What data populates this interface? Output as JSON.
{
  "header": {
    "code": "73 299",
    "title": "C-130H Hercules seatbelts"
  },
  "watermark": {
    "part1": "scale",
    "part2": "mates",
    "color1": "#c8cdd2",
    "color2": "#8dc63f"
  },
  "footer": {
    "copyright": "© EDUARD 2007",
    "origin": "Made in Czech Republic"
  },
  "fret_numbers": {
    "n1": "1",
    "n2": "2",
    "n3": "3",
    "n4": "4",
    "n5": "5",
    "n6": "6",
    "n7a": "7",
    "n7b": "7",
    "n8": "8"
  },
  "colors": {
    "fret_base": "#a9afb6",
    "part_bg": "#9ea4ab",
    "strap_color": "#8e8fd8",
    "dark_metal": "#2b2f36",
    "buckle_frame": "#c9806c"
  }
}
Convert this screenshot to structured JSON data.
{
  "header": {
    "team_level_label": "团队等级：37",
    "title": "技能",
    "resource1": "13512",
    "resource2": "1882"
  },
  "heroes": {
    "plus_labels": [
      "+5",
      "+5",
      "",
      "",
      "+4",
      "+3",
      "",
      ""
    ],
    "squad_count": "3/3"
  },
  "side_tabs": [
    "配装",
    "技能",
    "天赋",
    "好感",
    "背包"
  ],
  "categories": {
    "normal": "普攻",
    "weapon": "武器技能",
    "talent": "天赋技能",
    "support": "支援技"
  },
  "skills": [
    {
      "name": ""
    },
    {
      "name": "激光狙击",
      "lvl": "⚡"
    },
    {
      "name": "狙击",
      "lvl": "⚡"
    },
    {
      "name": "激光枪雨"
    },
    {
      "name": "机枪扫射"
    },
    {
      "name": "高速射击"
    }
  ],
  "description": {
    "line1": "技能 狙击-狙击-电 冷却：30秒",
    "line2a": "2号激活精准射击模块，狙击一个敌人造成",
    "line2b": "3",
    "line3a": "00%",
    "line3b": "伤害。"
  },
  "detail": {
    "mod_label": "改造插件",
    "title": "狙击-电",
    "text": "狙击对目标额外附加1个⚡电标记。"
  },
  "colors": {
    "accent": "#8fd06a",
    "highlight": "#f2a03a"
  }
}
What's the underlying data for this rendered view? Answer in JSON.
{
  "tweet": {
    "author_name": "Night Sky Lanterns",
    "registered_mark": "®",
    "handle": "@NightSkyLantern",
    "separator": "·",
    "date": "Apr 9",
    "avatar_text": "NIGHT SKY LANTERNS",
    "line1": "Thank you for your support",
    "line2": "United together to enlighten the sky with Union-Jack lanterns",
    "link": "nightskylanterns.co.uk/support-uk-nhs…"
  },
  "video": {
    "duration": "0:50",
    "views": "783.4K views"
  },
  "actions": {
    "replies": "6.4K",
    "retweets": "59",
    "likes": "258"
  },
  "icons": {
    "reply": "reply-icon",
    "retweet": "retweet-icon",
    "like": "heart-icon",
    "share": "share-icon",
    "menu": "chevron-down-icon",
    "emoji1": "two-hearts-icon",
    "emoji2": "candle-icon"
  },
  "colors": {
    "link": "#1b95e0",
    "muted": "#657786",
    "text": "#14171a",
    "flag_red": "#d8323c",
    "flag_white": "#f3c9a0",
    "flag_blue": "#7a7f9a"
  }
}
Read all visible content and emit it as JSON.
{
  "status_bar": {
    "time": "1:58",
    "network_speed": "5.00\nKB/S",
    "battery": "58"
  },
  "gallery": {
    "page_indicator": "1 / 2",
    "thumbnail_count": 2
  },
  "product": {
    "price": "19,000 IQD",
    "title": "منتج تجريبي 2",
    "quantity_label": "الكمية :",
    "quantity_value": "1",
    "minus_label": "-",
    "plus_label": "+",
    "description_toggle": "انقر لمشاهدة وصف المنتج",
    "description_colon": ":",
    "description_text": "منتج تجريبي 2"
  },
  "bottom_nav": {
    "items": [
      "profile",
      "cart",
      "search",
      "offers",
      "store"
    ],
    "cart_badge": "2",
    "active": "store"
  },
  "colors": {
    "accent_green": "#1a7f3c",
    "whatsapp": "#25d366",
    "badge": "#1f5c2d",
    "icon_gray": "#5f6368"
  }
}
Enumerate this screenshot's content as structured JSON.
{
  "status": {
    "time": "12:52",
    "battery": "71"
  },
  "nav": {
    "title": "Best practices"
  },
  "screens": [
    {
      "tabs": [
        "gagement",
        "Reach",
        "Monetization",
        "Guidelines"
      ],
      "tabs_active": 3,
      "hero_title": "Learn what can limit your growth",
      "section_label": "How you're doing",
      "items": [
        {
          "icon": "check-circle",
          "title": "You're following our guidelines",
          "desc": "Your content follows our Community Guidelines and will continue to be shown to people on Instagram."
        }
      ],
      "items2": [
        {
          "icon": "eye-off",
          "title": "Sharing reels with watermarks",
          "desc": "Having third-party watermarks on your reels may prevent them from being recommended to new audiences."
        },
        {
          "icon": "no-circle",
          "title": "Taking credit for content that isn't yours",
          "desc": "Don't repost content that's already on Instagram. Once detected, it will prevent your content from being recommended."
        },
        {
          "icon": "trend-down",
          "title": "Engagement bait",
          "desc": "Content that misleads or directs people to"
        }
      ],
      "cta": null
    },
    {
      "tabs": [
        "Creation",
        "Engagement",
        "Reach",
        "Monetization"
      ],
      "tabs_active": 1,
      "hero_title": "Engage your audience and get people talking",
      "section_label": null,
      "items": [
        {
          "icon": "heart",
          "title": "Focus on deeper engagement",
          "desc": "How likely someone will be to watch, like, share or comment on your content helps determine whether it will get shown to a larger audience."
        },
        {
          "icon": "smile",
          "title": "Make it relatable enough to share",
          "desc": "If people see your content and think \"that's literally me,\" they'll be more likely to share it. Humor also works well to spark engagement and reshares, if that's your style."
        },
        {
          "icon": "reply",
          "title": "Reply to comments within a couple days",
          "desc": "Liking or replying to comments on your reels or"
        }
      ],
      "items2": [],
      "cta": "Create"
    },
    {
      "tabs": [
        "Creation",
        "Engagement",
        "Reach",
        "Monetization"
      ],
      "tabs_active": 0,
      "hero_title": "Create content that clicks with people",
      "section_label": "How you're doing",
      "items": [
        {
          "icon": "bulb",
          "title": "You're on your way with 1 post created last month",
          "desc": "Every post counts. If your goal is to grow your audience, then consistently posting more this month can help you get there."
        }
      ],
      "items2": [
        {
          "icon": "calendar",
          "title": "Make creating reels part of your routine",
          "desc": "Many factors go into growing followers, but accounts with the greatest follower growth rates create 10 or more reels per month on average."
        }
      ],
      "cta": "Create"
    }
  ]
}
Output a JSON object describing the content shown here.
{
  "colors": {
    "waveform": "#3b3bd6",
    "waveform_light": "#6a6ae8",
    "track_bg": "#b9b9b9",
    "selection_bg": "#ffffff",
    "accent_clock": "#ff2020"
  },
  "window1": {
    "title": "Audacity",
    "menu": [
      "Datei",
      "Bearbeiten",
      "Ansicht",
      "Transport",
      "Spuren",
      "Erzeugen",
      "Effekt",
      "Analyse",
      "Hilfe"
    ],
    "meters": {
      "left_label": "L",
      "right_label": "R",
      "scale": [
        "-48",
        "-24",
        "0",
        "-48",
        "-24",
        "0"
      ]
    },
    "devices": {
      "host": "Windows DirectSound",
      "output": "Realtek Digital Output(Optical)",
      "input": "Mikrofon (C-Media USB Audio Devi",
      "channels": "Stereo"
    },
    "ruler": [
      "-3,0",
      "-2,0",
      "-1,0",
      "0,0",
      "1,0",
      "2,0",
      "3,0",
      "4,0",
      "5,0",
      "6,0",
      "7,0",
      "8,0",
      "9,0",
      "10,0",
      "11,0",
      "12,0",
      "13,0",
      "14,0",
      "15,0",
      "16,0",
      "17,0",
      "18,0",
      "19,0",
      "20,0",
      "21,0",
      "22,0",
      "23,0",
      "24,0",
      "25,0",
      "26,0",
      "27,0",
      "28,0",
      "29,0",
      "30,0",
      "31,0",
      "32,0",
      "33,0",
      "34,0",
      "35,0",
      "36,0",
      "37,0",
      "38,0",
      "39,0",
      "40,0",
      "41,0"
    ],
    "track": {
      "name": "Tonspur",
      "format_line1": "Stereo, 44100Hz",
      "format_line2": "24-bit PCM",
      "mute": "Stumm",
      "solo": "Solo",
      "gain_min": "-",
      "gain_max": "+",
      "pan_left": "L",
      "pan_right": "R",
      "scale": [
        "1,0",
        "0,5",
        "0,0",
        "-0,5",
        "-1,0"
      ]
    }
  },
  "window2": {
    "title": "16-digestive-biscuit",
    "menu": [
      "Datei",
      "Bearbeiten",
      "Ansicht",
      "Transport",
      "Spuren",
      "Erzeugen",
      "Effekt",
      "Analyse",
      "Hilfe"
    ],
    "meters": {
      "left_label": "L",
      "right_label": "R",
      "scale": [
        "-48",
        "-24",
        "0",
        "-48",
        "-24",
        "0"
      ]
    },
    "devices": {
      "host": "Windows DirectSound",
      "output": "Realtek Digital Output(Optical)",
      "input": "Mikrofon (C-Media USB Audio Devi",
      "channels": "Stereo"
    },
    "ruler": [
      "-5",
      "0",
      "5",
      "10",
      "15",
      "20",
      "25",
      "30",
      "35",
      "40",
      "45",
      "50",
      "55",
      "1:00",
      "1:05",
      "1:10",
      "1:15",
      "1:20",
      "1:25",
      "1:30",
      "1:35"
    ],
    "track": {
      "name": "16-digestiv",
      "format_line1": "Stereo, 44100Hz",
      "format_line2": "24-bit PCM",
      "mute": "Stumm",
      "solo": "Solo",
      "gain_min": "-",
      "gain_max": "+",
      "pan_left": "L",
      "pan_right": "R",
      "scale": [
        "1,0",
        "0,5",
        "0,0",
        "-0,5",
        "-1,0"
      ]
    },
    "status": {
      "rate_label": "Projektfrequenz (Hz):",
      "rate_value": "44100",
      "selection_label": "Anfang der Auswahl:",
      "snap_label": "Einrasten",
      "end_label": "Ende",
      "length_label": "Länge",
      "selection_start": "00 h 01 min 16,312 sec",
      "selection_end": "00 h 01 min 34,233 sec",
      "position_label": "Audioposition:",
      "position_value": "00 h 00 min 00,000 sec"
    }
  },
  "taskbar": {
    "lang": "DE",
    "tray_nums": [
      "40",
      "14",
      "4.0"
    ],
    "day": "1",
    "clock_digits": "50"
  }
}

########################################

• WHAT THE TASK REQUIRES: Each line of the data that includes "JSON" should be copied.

• SOLUTION TO THIS PROBLEM:
What data populates this interface? Output as JSON.
Convert this screenshot to structured JSON data.
What's the underlying data for this rendered view? Answer in JSON.
Read all visible content and emit it as JSON.
Enumerate this screenshot's content as structured JSON.
Output a JSON object describing the content shown here.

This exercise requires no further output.